> **Task details**
What is needed is a verbatim copy of every record below, with the pictures left out.

> **Supplied data**
══════

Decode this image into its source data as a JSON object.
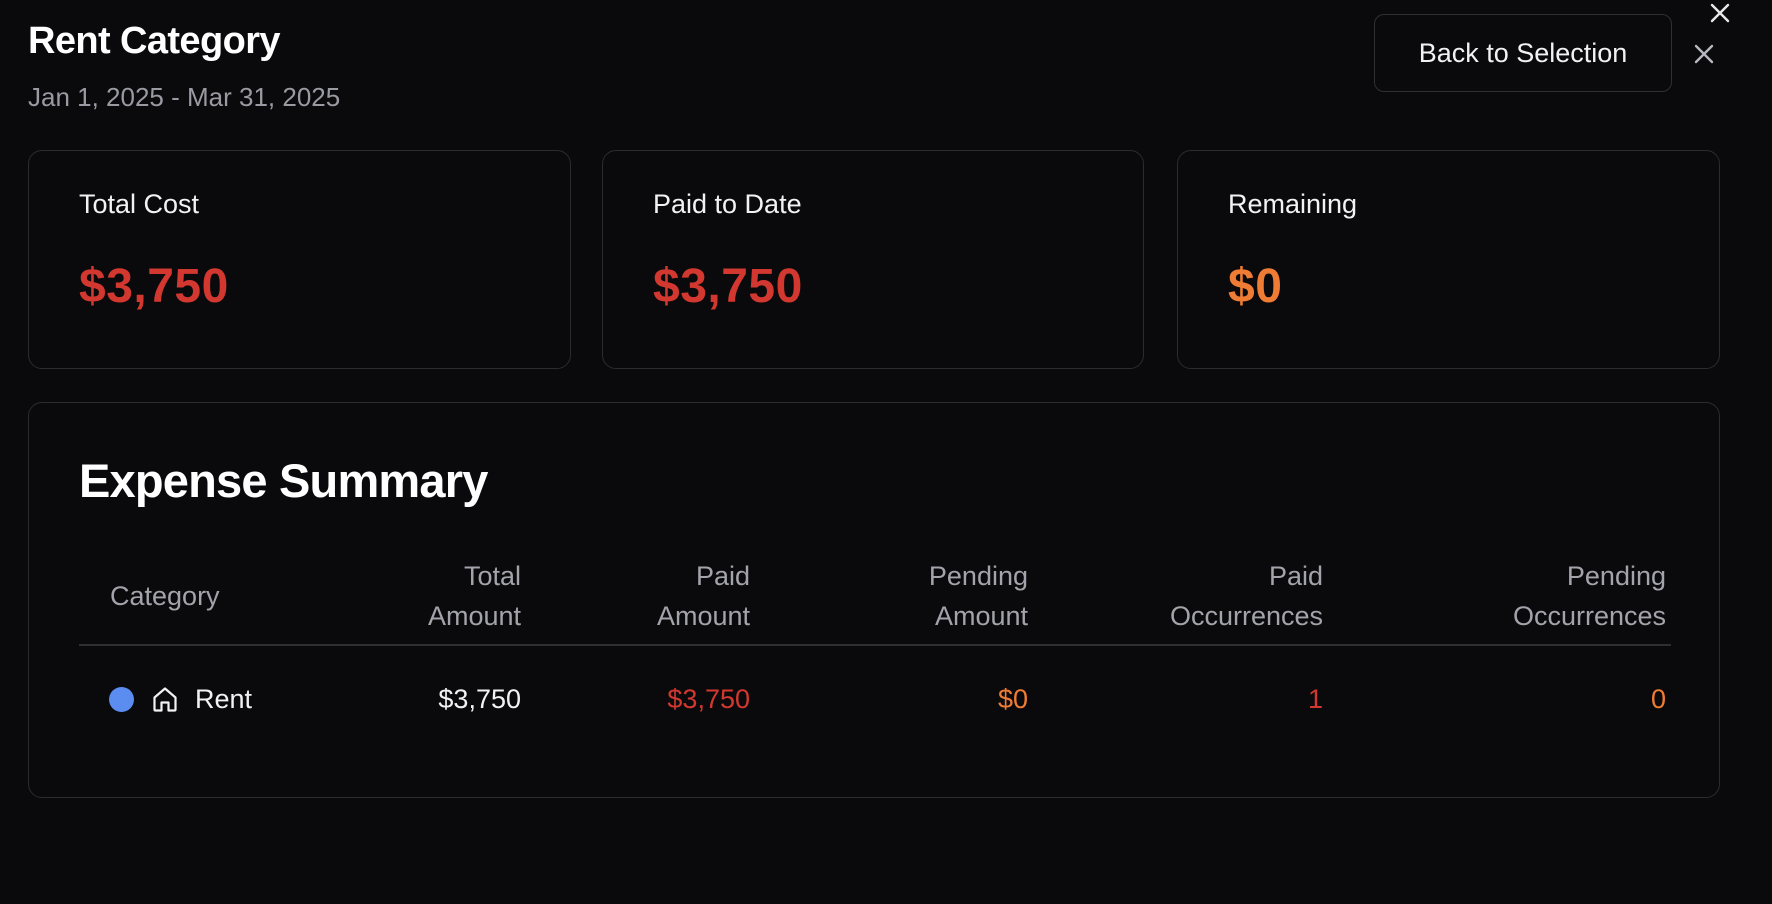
{
  "header": {
    "title": "Rent Category",
    "date_range": "Jan 1, 2025 - Mar 31, 2025",
    "back_button_label": "Back to Selection"
  },
  "icons": {
    "top_close": "close-icon",
    "dialog_close": "close-icon",
    "category_home": "home-icon"
  },
  "cards": [
    {
      "label": "Total Cost",
      "value": "$3,750",
      "color": "#d2382f"
    },
    {
      "label": "Paid to Date",
      "value": "$3,750",
      "color": "#d2382f"
    },
    {
      "label": "Remaining",
      "value": "$0",
      "color": "#ef7c34"
    }
  ],
  "summary": {
    "title": "Expense Summary",
    "columns": [
      {
        "line1": "Category",
        "line2": ""
      },
      {
        "line1": "Total",
        "line2": "Amount"
      },
      {
        "line1": "Paid",
        "line2": "Amount"
      },
      {
        "line1": "Pending",
        "line2": "Amount"
      },
      {
        "line1": "Paid",
        "line2": "Occurrences"
      },
      {
        "line1": "Pending",
        "line2": "Occurrences"
      }
    ],
    "rows": [
      {
        "category": "Rent",
        "category_color": "#5b8cf0",
        "icon": "home-icon",
        "total_amount": "$3,750",
        "paid_amount": "$3,750",
        "pending_amount": "$0",
        "paid_occurrences": "1",
        "pending_occurrences": "0"
      }
    ]
  },
  "colors": {
    "background": "#0a0a0c",
    "paid_red": "#d2382f",
    "pending_orange": "#ef7c34",
    "category_blue": "#5b8cf0",
    "text_primary": "#f2f2f4",
    "text_muted": "#9a9aa2"
  }
}
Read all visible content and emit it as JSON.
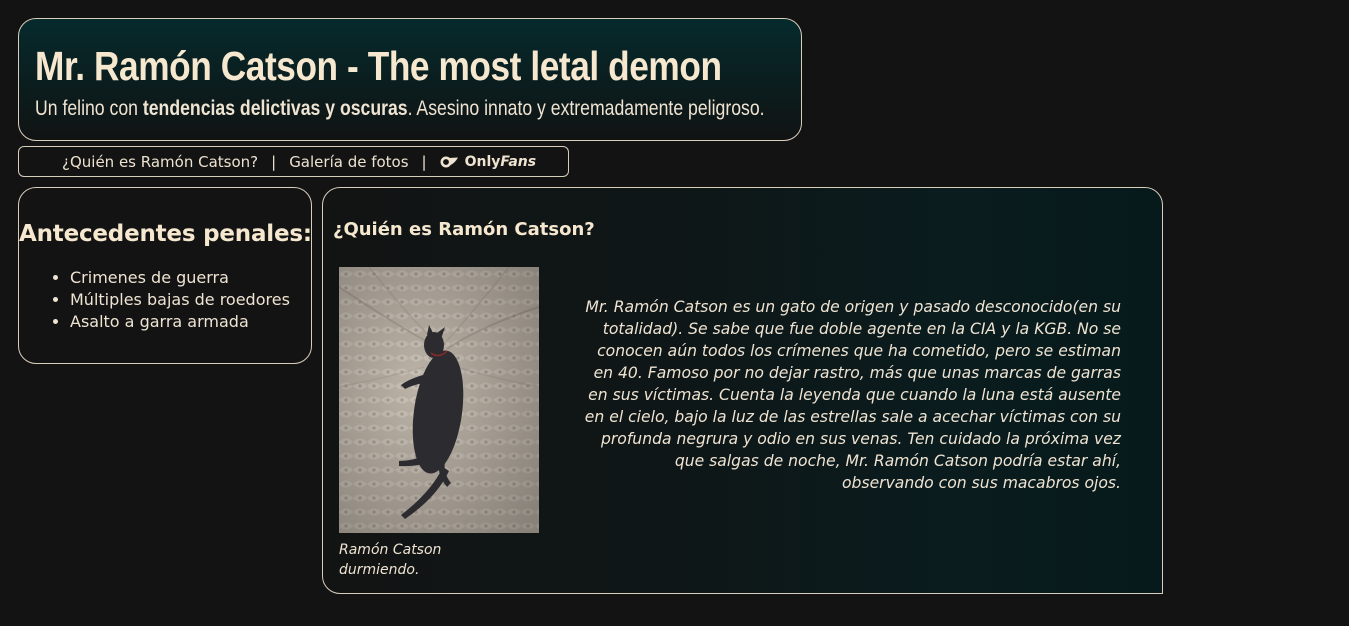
{
  "header": {
    "title": "Mr. Ramón Catson - The most letal demon",
    "subtitle_pre": "Un felino con ",
    "subtitle_bold": "tendencias delictivas y oscuras",
    "subtitle_post": ". Asesino innato y extremadamente peligroso."
  },
  "nav": {
    "items": [
      {
        "label": "¿Quién es Ramón Catson?"
      },
      {
        "label": "Galería de fotos"
      }
    ],
    "separator": "|",
    "onlyfans": {
      "label_a": "Only",
      "label_b": "Fans",
      "icon": "onlyfans-icon"
    }
  },
  "sidebar": {
    "title": "Antecedentes penales:",
    "items": [
      {
        "label": "Crimenes de guerra"
      },
      {
        "label": "Múltiples bajas de roedores"
      },
      {
        "label": "Asalto a garra armada"
      }
    ]
  },
  "main": {
    "title": "¿Quién es Ramón Catson?",
    "caption": "Ramón Catson durmiendo.",
    "bio": "Mr. Ramón Catson es un gato de origen y pasado desconocido(en su totalidad). Se sabe que fue doble agente en la CIA y la KGB. No se conocen aún todos los crímenes que ha cometido, pero se estiman en 40. Famoso por no dejar rastro, más que unas marcas de garras en sus víctimas. Cuenta la leyenda que cuando la luna está ausente en el cielo, bajo la luz de las estrellas sale a acechar víctimas con su profunda negrura y odio en sus venas. Ten cuidado la próxima vez que salgas de noche, Mr. Ramón Catson podría estar ahí, observando con sus macabros ojos."
  },
  "colors": {
    "background": "#131313",
    "text": "#f3e6d3",
    "border": "#d9cdbb",
    "header_gradient_top": "#062a2c",
    "main_gradient_right": "#06191b"
  }
}
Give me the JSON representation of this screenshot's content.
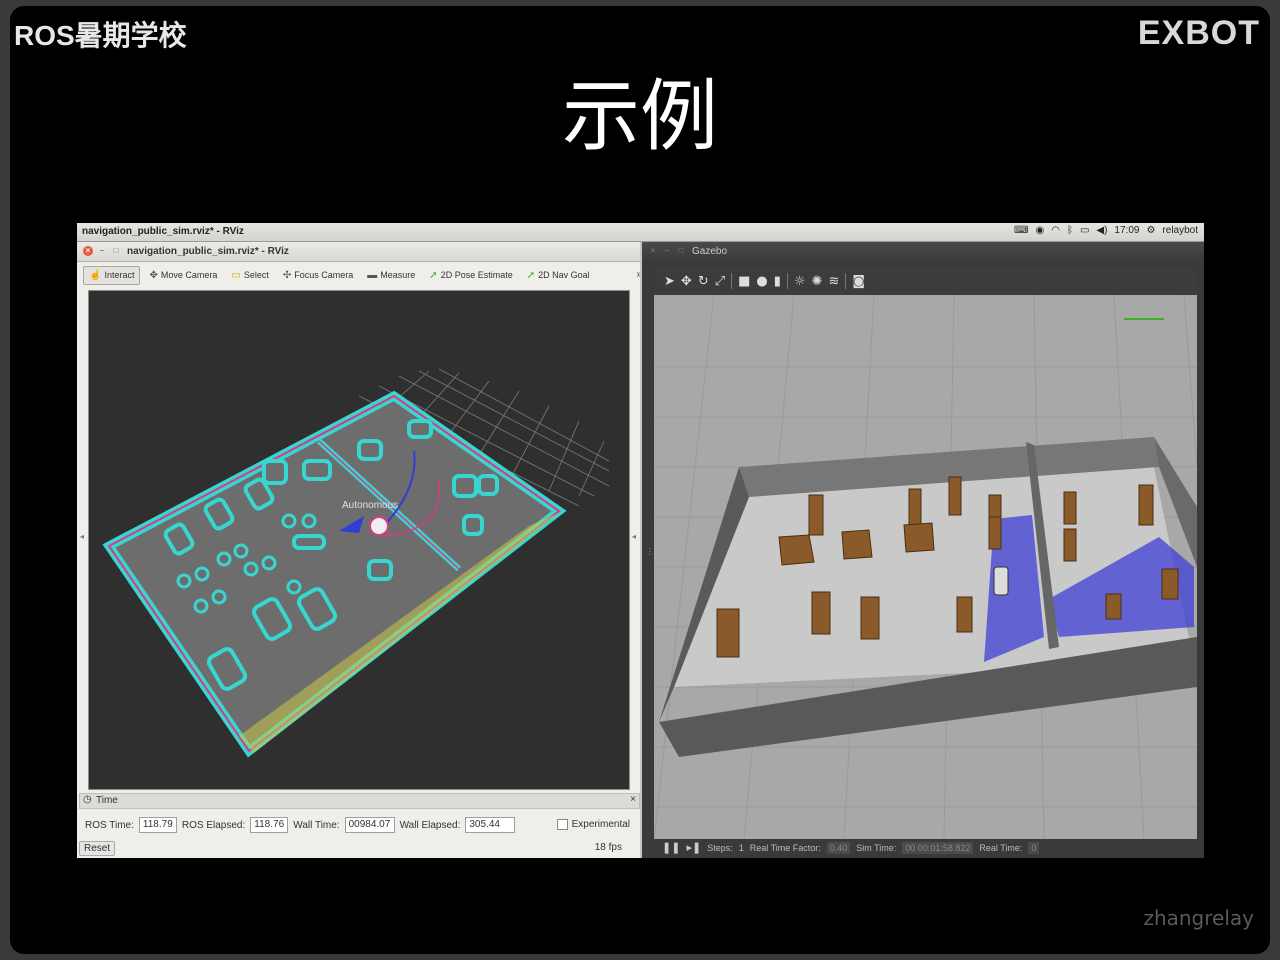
{
  "slide": {
    "brand_left": "ROS暑期学校",
    "brand_right": "EXBOT",
    "title": "示例",
    "watermark": "zhangrelay"
  },
  "topbar": {
    "window_title": "navigation_public_sim.rviz* - RViz",
    "time": "17:09",
    "user": "relaybot"
  },
  "rviz": {
    "title": "navigation_public_sim.rviz* - RViz",
    "tools": [
      {
        "label": "Interact",
        "icon": "hand-icon",
        "active": true
      },
      {
        "label": "Move Camera",
        "icon": "move-camera-icon"
      },
      {
        "label": "Select",
        "icon": "select-icon"
      },
      {
        "label": "Focus Camera",
        "icon": "focus-camera-icon"
      },
      {
        "label": "Measure",
        "icon": "measure-icon"
      },
      {
        "label": "2D Pose Estimate",
        "icon": "pose-arrow-icon"
      },
      {
        "label": "2D Nav Goal",
        "icon": "nav-goal-icon"
      }
    ],
    "robot_label": "Autonomous",
    "time_panel": {
      "title": "Time",
      "ros_time_label": "ROS Time:",
      "ros_time": "118.79",
      "ros_elapsed_label": "ROS Elapsed:",
      "ros_elapsed": "118.76",
      "wall_time_label": "Wall Time:",
      "wall_time": "00984.07",
      "wall_elapsed_label": "Wall Elapsed:",
      "wall_elapsed": "305.44",
      "experimental_label": "Experimental",
      "reset_label": "Reset",
      "fps": "18 fps"
    }
  },
  "gazebo": {
    "title": "Gazebo",
    "status": {
      "steps_label": "Steps:",
      "steps_value": "1",
      "rtf_label": "Real Time Factor:",
      "rtf_value": "0.40",
      "sim_time_label": "Sim Time:",
      "sim_time_value": "00 00:01:58.822",
      "real_time_label": "Real Time:",
      "real_time_value": "0"
    }
  },
  "colors": {
    "costmap_cyan": "#38d6d0",
    "inflation_magenta": "#d63b86",
    "map_gray": "#6d6d6d",
    "gazebo_ground": "#a8a8a8",
    "wall": "#5f5f5f",
    "laser_blue": "#3f3fd6"
  }
}
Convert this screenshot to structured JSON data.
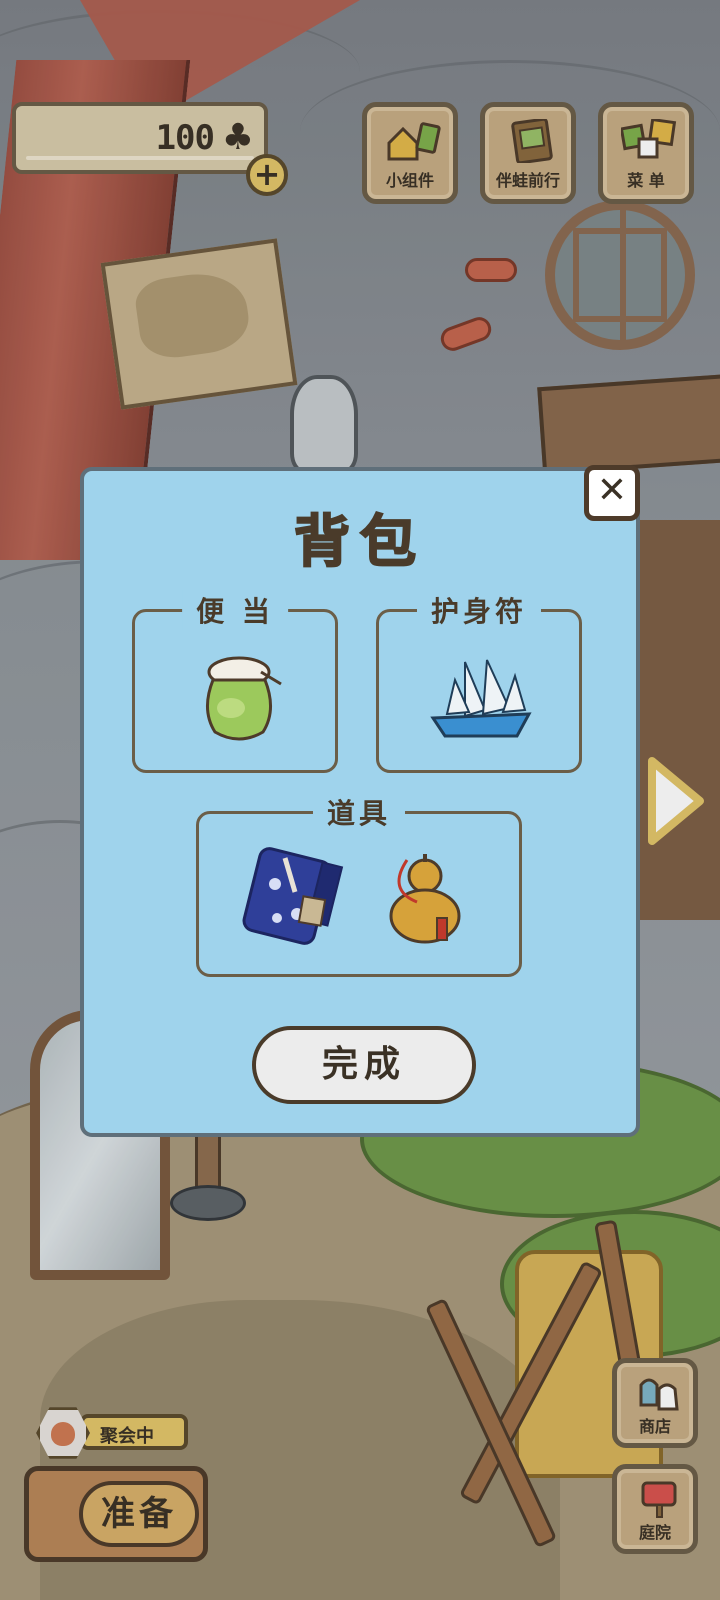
{
  "hud": {
    "clover_count": "100",
    "clover_icon": "♣",
    "plus_label": "+"
  },
  "top_buttons": {
    "widgets_label": "小组件",
    "travel_label": "伴蛙前行",
    "menu_label": "菜 单"
  },
  "side_buttons": {
    "shop_label": "商店",
    "garden_label": "庭院"
  },
  "status": {
    "party_label": "聚会中"
  },
  "prepare_button": {
    "label": "准备"
  },
  "backpack": {
    "title": "背包",
    "close_label": "✕",
    "sections": {
      "lunch": {
        "label": "便 当",
        "items": [
          "green-jar-lunch"
        ]
      },
      "charm": {
        "label": "护身符",
        "items": [
          "paper-ship-charm"
        ]
      },
      "tools": {
        "label": "道具",
        "items": [
          "blue-tent-roll",
          "gourd-lantern"
        ]
      }
    },
    "done_label": "完成"
  },
  "colors": {
    "modal_bg": "#9fd3ec",
    "button_wood": "#c7ad85",
    "text_brown": "#3a3125",
    "accent_yellow": "#e3c66a"
  }
}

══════

> **Output for this task**
Decode this image into its source data as a JSON object.
{
  "header": {
    "title": "Rent Category",
    "date_range": "Jan 1, 2025 - Mar 31, 2025",
    "back_button_label": "Back to Selection"
  },
  "icons": {
    "top_close": "close-icon",
    "dialog_close": "close-icon",
    "category_home": "home-icon"
  },
  "cards": [
    {
      "label": "Total Cost",
      "value": "$3,750",
      "color": "#d2382f"
    },
    {
      "label": "Paid to Date",
      "value": "$3,750",
      "color": "#d2382f"
    },
    {
      "label": "Remaining",
      "value": "$0",
      "color": "#ef7c34"
    }
  ],
  "summary": {
    "title": "Expense Summary",
    "columns": [
      {
        "line1": "Category",
        "line2": ""
      },
      {
        "line1": "Total",
        "line2": "Amount"
      },
      {
        "line1": "Paid",
        "line2": "Amount"
      },
      {
        "line1": "Pending",
        "line2": "Amount"
      },
      {
        "line1": "Paid",
        "line2": "Occurrences"
      },
      {
        "line1": "Pending",
        "line2": "Occurrences"
      }
    ],
    "rows": [
      {
        "category": "Rent",
        "category_color": "#5b8cf0",
        "icon": "home-icon",
        "total_amount": "$3,750",
        "paid_amount": "$3,750",
        "pending_amount": "$0",
        "paid_occurrences": "1",
        "pending_occurrences": "0"
      }
    ]
  },
  "colors": {
    "background": "#0a0a0c",
    "paid_red": "#d2382f",
    "pending_orange": "#ef7c34",
    "category_blue": "#5b8cf0",
    "text_primary": "#f2f2f4",
    "text_muted": "#9a9aa2"
  }
}
Read all visible content and emit it as JSON.
{
  "header": {
    "title": "Mr. Ramón Catson - The most letal demon",
    "subtitle_pre": "Un felino con ",
    "subtitle_bold": "tendencias delictivas y oscuras",
    "subtitle_post": ". Asesino innato y extremadamente peligroso."
  },
  "nav": {
    "items": [
      {
        "label": "¿Quién es Ramón Catson?"
      },
      {
        "label": "Galería de fotos"
      }
    ],
    "separator": "|",
    "onlyfans": {
      "label_a": "Only",
      "label_b": "Fans",
      "icon": "onlyfans-icon"
    }
  },
  "sidebar": {
    "title": "Antecedentes penales:",
    "items": [
      {
        "label": "Crimenes de guerra"
      },
      {
        "label": "Múltiples bajas de roedores"
      },
      {
        "label": "Asalto a garra armada"
      }
    ]
  },
  "main": {
    "title": "¿Quién es Ramón Catson?",
    "caption": "Ramón Catson durmiendo.",
    "bio": "Mr. Ramón Catson es un gato de origen y pasado desconocido(en su totalidad). Se sabe que fue doble agente en la CIA y la KGB. No se conocen aún todos los crímenes que ha cometido, pero se estiman en 40. Famoso por no dejar rastro, más que unas marcas de garras en sus víctimas. Cuenta la leyenda que cuando la luna está ausente en el cielo, bajo la luz de las estrellas sale a acechar víctimas con su profunda negrura y odio en sus venas. Ten cuidado la próxima vez que salgas de noche, Mr. Ramón Catson podría estar ahí, observando con sus macabros ojos."
  },
  "colors": {
    "background": "#131313",
    "text": "#f3e6d3",
    "border": "#d9cdbb",
    "header_gradient_top": "#062a2c",
    "main_gradient_right": "#06191b"
  }
}
Give me the JSON representation of this screenshot's content.
{
  "slide": {
    "brand_left": "ROS暑期学校",
    "brand_right": "EXBOT",
    "title": "示例",
    "watermark": "zhangrelay"
  },
  "topbar": {
    "window_title": "navigation_public_sim.rviz* - RViz",
    "time": "17:09",
    "user": "relaybot"
  },
  "rviz": {
    "title": "navigation_public_sim.rviz* - RViz",
    "tools": [
      {
        "label": "Interact",
        "icon": "hand-icon",
        "active": true
      },
      {
        "label": "Move Camera",
        "icon": "move-camera-icon"
      },
      {
        "label": "Select",
        "icon": "select-icon"
      },
      {
        "label": "Focus Camera",
        "icon": "focus-camera-icon"
      },
      {
        "label": "Measure",
        "icon": "measure-icon"
      },
      {
        "label": "2D Pose Estimate",
        "icon": "pose-arrow-icon"
      },
      {
        "label": "2D Nav Goal",
        "icon": "nav-goal-icon"
      }
    ],
    "robot_label": "Autonomous",
    "time_panel": {
      "title": "Time",
      "ros_time_label": "ROS Time:",
      "ros_time": "118.79",
      "ros_elapsed_label": "ROS Elapsed:",
      "ros_elapsed": "118.76",
      "wall_time_label": "Wall Time:",
      "wall_time": "00984.07",
      "wall_elapsed_label": "Wall Elapsed:",
      "wall_elapsed": "305.44",
      "experimental_label": "Experimental",
      "reset_label": "Reset",
      "fps": "18 fps"
    }
  },
  "gazebo": {
    "title": "Gazebo",
    "status": {
      "steps_label": "Steps:",
      "steps_value": "1",
      "rtf_label": "Real Time Factor:",
      "rtf_value": "0.40",
      "sim_time_label": "Sim Time:",
      "sim_time_value": "00 00:01:58.822",
      "real_time_label": "Real Time:",
      "real_time_value": "0"
    }
  },
  "colors": {
    "costmap_cyan": "#38d6d0",
    "inflation_magenta": "#d63b86",
    "map_gray": "#6d6d6d",
    "gazebo_ground": "#a8a8a8",
    "wall": "#5f5f5f",
    "laser_blue": "#3f3fd6"
  }
}
Convert this screenshot to structured JSON data.
{
  "hud": {
    "clover_count": "100",
    "clover_icon": "♣",
    "plus_label": "+"
  },
  "top_buttons": {
    "widgets_label": "小组件",
    "travel_label": "伴蛙前行",
    "menu_label": "菜 单"
  },
  "side_buttons": {
    "shop_label": "商店",
    "garden_label": "庭院"
  },
  "status": {
    "party_label": "聚会中"
  },
  "prepare_button": {
    "label": "准备"
  },
  "backpack": {
    "title": "背包",
    "close_label": "✕",
    "sections": {
      "lunch": {
        "label": "便 当",
        "items": [
          "green-jar-lunch"
        ]
      },
      "charm": {
        "label": "护身符",
        "items": [
          "paper-ship-charm"
        ]
      },
      "tools": {
        "label": "道具",
        "items": [
          "blue-tent-roll",
          "gourd-lantern"
        ]
      }
    },
    "done_label": "完成"
  },
  "colors": {
    "modal_bg": "#9fd3ec",
    "button_wood": "#c7ad85",
    "text_brown": "#3a3125",
    "accent_yellow": "#e3c66a"
  }
}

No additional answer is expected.